New Mexico Physician Assistant Fired Over Medical Marijuana
Posted by Marijuana Doctors on 08/08/2014 in Medical Marijuana Laws
Location: Albuquerque, New Mexico | Source: Fox Business
Albuquerque, New Mexico – A New Mexican medical professional who is also a medical marijuana patient has been fired by the health care provider she briefly worked for in February of this year. Donna Smith, a physician’s assistant, claims that Presbyterian Healthcare Services violated her rights after it fired her for testing positive on a drug test she was required to take.
Mrs. Smith becomes one of the latest medical cannabis patients to sue in an effort to establish protections for individuals who have been terminated for their involvement in the state’s medical marijuana program. With her lawsuit being filed sometime in June, Mrs. Smith’s attorney is hopeful a hearing date will come soon. Smith was employed at Presbyterian for four (4) days this past February, she was ultimately fired after a urine test came back positive for THC, the active ingredient in cannabis.
According to Mrs. Smith’s lawsuit she had previously submitted physician signed paperwork in addition to her state-issued medical marijuana card, however Presbyterian officials stated providers cannot participate in the medical marijuana program. The plaintiff, who is a military veteran, was diagnosed with post-traumatic stress disorder upon completion of her service. She became a medical marijuana user after multiple other prescription medications had failed.
Her attorney argues that employers should not have the ability to control or stiffen employee access to treatment options that are legal and accepted under state law, or those patients who hold medical cannabis licenses. “Individual rights and liberties of an adult to be able to address their issues and treat themselves in a health way pursuant to the laws of their state are what’s at stake here.” Attorney Jason Flores-Williams said in a statement Wednesday.
Ironically in 2007 New Mexico became the first state to create a medical marijuana production and distribution system, that has been used as a model for newly legalized states. The problem many legal experts say is that employers understanding of medical marijuana and the workplace have not kept pace. Because marijuana is still a schedule 1 substance and federally illegal further blurs the line. Sadly only a handful of state medical marijuana laws outline worker protections in regards to medical marijuana. New Mexico law allows employers to establish policies aimed at keeping their workplaces drug-free.
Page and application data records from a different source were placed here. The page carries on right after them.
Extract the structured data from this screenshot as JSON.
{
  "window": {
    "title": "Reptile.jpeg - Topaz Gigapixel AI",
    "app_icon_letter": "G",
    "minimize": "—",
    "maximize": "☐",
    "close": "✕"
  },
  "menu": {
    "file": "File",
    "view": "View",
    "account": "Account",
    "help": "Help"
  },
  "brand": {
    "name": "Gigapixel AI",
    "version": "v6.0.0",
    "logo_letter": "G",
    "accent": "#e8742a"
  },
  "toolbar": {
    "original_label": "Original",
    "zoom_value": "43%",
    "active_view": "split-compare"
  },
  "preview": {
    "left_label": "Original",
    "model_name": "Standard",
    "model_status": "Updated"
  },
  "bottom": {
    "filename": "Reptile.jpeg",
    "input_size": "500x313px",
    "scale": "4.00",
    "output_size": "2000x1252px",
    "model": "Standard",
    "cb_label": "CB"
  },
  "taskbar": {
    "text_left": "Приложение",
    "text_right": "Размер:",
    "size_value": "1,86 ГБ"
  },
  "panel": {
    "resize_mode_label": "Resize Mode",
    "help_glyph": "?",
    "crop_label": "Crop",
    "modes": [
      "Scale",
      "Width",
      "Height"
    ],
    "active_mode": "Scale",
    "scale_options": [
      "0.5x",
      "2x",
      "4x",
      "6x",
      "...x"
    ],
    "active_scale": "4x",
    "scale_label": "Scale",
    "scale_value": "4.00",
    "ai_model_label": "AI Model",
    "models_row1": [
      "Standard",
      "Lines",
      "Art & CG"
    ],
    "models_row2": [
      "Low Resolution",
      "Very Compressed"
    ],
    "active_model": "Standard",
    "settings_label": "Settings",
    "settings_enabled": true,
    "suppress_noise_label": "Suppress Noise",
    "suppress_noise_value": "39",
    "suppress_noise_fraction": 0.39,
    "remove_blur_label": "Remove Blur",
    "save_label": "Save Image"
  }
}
Recent court rulings at the state and federal level have shown support for employers but state advocates say the time for more clarification in the state law is now. “People shouldn’t be punished as long as there’s no undermining of their ability to do their job or coming to work impaired,” Says Jessica Gelay, a representative of the Drug Policy Alliance in New Mexico.
In Mrs. Smith’s case her attorney argues that she more than satisfied all the requirements to obtain a medical marijuana card and that she served her patients in an exemplary manner and in an outstanding capacity. Now he claims her career is threatened by the termination.
Hospital officials would not comment specifically about the lawsuit but Joanne Suffis, senior vice president of Presbyterian’s Human Resources department, said the company is committed to their patients safety and that maintaining a drug-free workplace is a key a component.
In a similar case filed this year a long time employee of the Metropolitan Detention Center was terminated for testing positive for marijuana. Mr. Augustine Stanley is an Iraq War Veteran who had a designation to use medical marijuana to treat his PTSD.